There is, after all, little reason to believe an obscure fellow with no special qualifications could produce any significant changes by writing in a blog. The Mouse That Roared.
In this respect, the optimist is as intolerable as the pessimist, because neither recognizes a need for reform: for one, all efforts will fail, while for the other, things will work out of their own volition. The pessimist, having fallen out love with his country, sees only her faults; the optimist, in love not with his country but with an idol that wears her face, sees only her virtues. The Catholic sits between them, alternately agreeing and disagreeing with each, reminding the pessimist of the good left uncorrupted and the optimist of the evil gone uncorrected.
What good left uncorrupted, you ask? The other day, I saw a video clip of a police officer who blocked traffic with their cruiser so a family of ducks could cross the intersection. How can anyone see that and not have hope for the future?
One day, my limited-mobility mother and I stopped at a RaceTrac for some coffee. When we were leaving, the fellow behind Mom put his hand on the door to hold it open even though I was already holding it. Again I ask, how can anyone see that and not have hope for the future?
Hope For Humanity
Finally, Catholics demand change not because we don’t love our country. Quite the contrary; if we hated our country, we’d only wish to destroy it, while if we didn’t care about it, its flaws would be of no concern to us. Love may “cover a multitude of sins” (1 Peter 4:8; cf. Proverbs 10:12), but it doesn’t pretend they aren’t sins. We need not only the wisdom to discern what can be changed and the courage to change what we can, but also the love to care whether anything can be changed.
The love interest in The Fault in Our Stars calls love “a shout into the void”. But the truth is that all life is a fight against the tug of entropy on the universe.
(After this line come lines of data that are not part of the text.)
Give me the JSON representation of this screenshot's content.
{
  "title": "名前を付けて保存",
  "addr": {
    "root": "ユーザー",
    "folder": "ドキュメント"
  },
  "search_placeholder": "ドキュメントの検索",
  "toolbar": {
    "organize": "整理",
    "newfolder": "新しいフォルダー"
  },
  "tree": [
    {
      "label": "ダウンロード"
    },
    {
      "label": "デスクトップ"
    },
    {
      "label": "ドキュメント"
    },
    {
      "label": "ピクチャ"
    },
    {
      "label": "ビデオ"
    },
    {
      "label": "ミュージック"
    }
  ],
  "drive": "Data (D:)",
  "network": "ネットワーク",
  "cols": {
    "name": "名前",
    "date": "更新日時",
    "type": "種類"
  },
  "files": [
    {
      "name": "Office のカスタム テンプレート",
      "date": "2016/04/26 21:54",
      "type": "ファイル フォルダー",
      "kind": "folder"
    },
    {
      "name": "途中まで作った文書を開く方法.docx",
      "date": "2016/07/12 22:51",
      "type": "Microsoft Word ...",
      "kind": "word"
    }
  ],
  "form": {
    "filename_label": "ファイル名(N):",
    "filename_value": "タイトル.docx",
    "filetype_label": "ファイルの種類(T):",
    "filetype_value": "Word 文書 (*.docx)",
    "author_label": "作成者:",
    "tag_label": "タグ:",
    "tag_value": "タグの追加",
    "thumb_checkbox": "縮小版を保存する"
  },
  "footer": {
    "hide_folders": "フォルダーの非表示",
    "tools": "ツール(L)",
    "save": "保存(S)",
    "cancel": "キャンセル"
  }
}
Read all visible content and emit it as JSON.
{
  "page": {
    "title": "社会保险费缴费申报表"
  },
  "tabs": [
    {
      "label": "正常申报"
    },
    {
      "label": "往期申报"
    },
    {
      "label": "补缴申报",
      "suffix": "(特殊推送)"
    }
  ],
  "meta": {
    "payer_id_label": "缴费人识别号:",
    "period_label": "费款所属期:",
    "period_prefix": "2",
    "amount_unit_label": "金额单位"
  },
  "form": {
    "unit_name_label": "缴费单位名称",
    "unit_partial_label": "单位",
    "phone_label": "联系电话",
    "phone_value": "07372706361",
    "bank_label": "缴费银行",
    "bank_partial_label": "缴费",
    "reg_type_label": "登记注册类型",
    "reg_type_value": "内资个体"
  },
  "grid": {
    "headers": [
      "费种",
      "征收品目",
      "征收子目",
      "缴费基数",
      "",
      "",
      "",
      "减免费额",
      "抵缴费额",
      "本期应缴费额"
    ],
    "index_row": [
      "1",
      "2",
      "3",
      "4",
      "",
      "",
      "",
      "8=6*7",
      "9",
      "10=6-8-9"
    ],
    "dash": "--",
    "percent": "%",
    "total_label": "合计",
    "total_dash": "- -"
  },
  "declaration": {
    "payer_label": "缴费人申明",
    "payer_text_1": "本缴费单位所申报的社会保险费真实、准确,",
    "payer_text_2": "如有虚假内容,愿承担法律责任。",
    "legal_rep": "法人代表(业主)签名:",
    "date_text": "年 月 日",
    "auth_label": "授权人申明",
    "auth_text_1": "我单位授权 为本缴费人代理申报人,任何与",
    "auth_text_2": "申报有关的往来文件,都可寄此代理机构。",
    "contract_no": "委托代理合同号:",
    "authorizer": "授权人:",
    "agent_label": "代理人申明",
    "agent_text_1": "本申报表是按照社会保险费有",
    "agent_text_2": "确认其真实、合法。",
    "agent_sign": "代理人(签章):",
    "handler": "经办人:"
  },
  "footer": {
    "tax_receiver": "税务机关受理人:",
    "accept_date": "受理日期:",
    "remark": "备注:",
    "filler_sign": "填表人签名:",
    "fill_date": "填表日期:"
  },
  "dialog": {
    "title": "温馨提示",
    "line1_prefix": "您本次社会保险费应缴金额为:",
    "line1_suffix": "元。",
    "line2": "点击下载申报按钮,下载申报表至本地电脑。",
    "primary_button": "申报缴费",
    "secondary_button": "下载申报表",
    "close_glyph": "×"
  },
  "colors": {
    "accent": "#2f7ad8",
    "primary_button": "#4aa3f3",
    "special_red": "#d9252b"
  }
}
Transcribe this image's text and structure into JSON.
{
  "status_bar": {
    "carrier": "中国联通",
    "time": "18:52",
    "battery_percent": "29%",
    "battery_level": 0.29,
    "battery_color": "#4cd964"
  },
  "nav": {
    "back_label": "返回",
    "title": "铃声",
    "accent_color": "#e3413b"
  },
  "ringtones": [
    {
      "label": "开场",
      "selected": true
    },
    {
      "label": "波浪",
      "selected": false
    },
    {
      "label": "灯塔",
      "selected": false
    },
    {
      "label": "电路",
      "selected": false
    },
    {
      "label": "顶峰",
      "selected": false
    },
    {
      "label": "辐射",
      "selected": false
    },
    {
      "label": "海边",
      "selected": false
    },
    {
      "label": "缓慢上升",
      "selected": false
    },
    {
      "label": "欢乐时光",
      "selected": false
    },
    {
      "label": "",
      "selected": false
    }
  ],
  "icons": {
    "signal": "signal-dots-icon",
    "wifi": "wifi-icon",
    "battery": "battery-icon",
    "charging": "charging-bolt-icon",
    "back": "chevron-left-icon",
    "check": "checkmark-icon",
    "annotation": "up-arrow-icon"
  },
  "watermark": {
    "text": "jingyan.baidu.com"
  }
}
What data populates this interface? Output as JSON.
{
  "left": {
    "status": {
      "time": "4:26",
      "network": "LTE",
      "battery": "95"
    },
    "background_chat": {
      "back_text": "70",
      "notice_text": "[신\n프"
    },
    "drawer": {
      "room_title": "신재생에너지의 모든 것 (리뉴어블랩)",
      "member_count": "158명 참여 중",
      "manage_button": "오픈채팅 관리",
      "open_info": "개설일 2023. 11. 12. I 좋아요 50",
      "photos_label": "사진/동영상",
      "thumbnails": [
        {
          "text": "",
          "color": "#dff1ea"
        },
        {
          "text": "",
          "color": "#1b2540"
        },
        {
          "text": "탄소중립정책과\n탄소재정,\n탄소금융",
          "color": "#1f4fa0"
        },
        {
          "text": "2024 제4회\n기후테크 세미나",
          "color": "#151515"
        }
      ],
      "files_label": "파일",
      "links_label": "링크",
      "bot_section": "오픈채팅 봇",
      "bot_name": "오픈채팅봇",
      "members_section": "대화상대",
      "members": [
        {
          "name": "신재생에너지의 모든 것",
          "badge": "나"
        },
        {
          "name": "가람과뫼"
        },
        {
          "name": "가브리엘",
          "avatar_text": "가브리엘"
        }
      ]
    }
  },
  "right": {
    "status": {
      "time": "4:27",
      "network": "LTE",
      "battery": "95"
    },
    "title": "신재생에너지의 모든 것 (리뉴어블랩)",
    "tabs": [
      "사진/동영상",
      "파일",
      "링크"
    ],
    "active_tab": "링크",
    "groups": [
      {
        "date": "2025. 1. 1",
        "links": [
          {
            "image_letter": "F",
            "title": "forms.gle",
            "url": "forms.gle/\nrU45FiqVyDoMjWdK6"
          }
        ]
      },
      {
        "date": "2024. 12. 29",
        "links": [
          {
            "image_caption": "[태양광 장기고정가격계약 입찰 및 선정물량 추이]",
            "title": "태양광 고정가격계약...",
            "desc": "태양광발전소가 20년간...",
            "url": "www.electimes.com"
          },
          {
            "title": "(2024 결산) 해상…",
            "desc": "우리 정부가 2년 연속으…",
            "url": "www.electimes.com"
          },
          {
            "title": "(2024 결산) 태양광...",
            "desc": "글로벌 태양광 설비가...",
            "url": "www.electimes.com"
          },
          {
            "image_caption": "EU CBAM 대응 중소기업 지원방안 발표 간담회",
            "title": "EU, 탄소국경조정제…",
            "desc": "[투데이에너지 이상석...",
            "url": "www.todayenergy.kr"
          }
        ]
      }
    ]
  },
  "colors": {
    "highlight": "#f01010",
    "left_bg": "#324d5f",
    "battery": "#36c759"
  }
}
And our Catholic faith tells us that this fight has, in a sense, already been won for us by Christ. Whatever else Catholicism is, it isn’t a religion for pessimists.